--- DATA IN THIS EXERCISE ---
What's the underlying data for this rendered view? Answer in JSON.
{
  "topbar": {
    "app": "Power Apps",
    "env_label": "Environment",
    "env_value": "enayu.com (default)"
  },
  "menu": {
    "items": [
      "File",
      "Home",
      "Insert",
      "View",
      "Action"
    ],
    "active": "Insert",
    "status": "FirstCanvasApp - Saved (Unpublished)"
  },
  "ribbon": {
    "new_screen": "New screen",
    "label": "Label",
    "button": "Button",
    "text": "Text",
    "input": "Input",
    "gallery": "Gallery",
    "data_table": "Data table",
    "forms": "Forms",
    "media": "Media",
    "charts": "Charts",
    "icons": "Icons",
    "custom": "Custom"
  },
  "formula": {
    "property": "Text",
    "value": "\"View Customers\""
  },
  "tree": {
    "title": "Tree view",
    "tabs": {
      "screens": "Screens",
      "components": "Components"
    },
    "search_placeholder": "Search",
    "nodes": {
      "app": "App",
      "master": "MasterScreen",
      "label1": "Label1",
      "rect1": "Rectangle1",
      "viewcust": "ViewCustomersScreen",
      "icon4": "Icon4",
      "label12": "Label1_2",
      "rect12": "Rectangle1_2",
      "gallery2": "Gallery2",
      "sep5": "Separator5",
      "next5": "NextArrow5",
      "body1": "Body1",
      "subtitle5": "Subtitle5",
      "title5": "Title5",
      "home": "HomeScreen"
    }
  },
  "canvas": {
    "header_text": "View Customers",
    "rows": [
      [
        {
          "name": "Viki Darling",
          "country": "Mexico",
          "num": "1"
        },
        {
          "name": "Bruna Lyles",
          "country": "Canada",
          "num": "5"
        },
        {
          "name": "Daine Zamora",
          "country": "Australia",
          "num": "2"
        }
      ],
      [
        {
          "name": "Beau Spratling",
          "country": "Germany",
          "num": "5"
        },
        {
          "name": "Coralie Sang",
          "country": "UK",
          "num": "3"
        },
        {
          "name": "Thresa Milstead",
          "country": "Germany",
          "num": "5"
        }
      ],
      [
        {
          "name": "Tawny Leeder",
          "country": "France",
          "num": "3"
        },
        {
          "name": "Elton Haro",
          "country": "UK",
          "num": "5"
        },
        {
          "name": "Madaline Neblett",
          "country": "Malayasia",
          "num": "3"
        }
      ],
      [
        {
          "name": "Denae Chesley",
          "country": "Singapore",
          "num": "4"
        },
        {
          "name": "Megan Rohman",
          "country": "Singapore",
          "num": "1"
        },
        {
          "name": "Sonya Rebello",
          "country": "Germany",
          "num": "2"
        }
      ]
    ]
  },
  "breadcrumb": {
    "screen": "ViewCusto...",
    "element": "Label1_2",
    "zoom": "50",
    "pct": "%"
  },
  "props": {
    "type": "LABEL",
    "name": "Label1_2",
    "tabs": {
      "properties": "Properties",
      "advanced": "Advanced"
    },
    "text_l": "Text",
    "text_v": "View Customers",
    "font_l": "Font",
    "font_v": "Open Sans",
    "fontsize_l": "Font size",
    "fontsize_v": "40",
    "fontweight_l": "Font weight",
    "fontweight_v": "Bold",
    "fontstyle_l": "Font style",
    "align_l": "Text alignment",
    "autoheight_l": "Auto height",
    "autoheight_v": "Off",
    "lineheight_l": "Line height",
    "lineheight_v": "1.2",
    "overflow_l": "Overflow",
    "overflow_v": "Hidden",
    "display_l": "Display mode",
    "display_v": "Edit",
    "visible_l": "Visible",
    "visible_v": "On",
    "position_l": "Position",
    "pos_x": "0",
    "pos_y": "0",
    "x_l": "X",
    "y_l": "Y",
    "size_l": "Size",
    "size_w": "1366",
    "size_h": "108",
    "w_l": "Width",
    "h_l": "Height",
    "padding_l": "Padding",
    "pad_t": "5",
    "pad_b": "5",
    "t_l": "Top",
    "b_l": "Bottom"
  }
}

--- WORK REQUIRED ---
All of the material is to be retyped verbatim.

--- EXERCISE OUTPUT ---
What's the underlying data for this rendered view? Answer in JSON.
{
  "topbar": {
    "app": "Power Apps",
    "env_label": "Environment",
    "env_value": "enayu.com (default)"
  },
  "menu": {
    "items": [
      "File",
      "Home",
      "Insert",
      "View",
      "Action"
    ],
    "active": "Insert",
    "status": "FirstCanvasApp - Saved (Unpublished)"
  },
  "ribbon": {
    "new_screen": "New screen",
    "label": "Label",
    "button": "Button",
    "text": "Text",
    "input": "Input",
    "gallery": "Gallery",
    "data_table": "Data table",
    "forms": "Forms",
    "media": "Media",
    "charts": "Charts",
    "icons": "Icons",
    "custom": "Custom"
  },
  "formula": {
    "property": "Text",
    "value": "\"View Customers\""
  },
  "tree": {
    "title": "Tree view",
    "tabs": {
      "screens": "Screens",
      "components": "Components"
    },
    "search_placeholder": "Search",
    "nodes": {
      "app": "App",
      "master": "MasterScreen",
      "label1": "Label1",
      "rect1": "Rectangle1",
      "viewcust": "ViewCustomersScreen",
      "icon4": "Icon4",
      "label12": "Label1_2",
      "rect12": "Rectangle1_2",
      "gallery2": "Gallery2",
      "sep5": "Separator5",
      "next5": "NextArrow5",
      "body1": "Body1",
      "subtitle5": "Subtitle5",
      "title5": "Title5",
      "home": "HomeScreen"
    }
  },
  "canvas": {
    "header_text": "View Customers",
    "rows": [
      [
        {
          "name": "Viki Darling",
          "country": "Mexico",
          "num": "1"
        },
        {
          "name": "Bruna Lyles",
          "country": "Canada",
          "num": "5"
        },
        {
          "name": "Daine Zamora",
          "country": "Australia",
          "num": "2"
        }
      ],
      [
        {
          "name": "Beau Spratling",
          "country": "Germany",
          "num": "5"
        },
        {
          "name": "Coralie Sang",
          "country": "UK",
          "num": "3"
        },
        {
          "name": "Thresa Milstead",
          "country": "Germany",
          "num": "5"
        }
      ],
      [
        {
          "name": "Tawny Leeder",
          "country": "France",
          "num": "3"
        },
        {
          "name": "Elton Haro",
          "country": "UK",
          "num": "5"
        },
        {
          "name": "Madaline Neblett",
          "country": "Malayasia",
          "num": "3"
        }
      ],
      [
        {
          "name": "Denae Chesley",
          "country": "Singapore",
          "num": "4"
        },
        {
          "name": "Megan Rohman",
          "country": "Singapore",
          "num": "1"
        },
        {
          "name": "Sonya Rebello",
          "country": "Germany",
          "num": "2"
        }
      ]
    ]
  },
  "breadcrumb": {
    "screen": "ViewCusto...",
    "element": "Label1_2",
    "zoom": "50",
    "pct": "%"
  },
  "props": {
    "type": "LABEL",
    "name": "Label1_2",
    "tabs": {
      "properties": "Properties",
      "advanced": "Advanced"
    },
    "text_l": "Text",
    "text_v": "View Customers",
    "font_l": "Font",
    "font_v": "Open Sans",
    "fontsize_l": "Font size",
    "fontsize_v": "40",
    "fontweight_l": "Font weight",
    "fontweight_v": "Bold",
    "fontstyle_l": "Font style",
    "align_l": "Text alignment",
    "autoheight_l": "Auto height",
    "autoheight_v": "Off",
    "lineheight_l": "Line height",
    "lineheight_v": "1.2",
    "overflow_l": "Overflow",
    "overflow_v": "Hidden",
    "display_l": "Display mode",
    "display_v": "Edit",
    "visible_l": "Visible",
    "visible_v": "On",
    "position_l": "Position",
    "pos_x": "0",
    "pos_y": "0",
    "x_l": "X",
    "y_l": "Y",
    "size_l": "Size",
    "size_w": "1366",
    "size_h": "108",
    "w_l": "Width",
    "h_l": "Height",
    "padding_l": "Padding",
    "pad_t": "5",
    "pad_b": "5",
    "t_l": "Top",
    "b_l": "Bottom"
  }
}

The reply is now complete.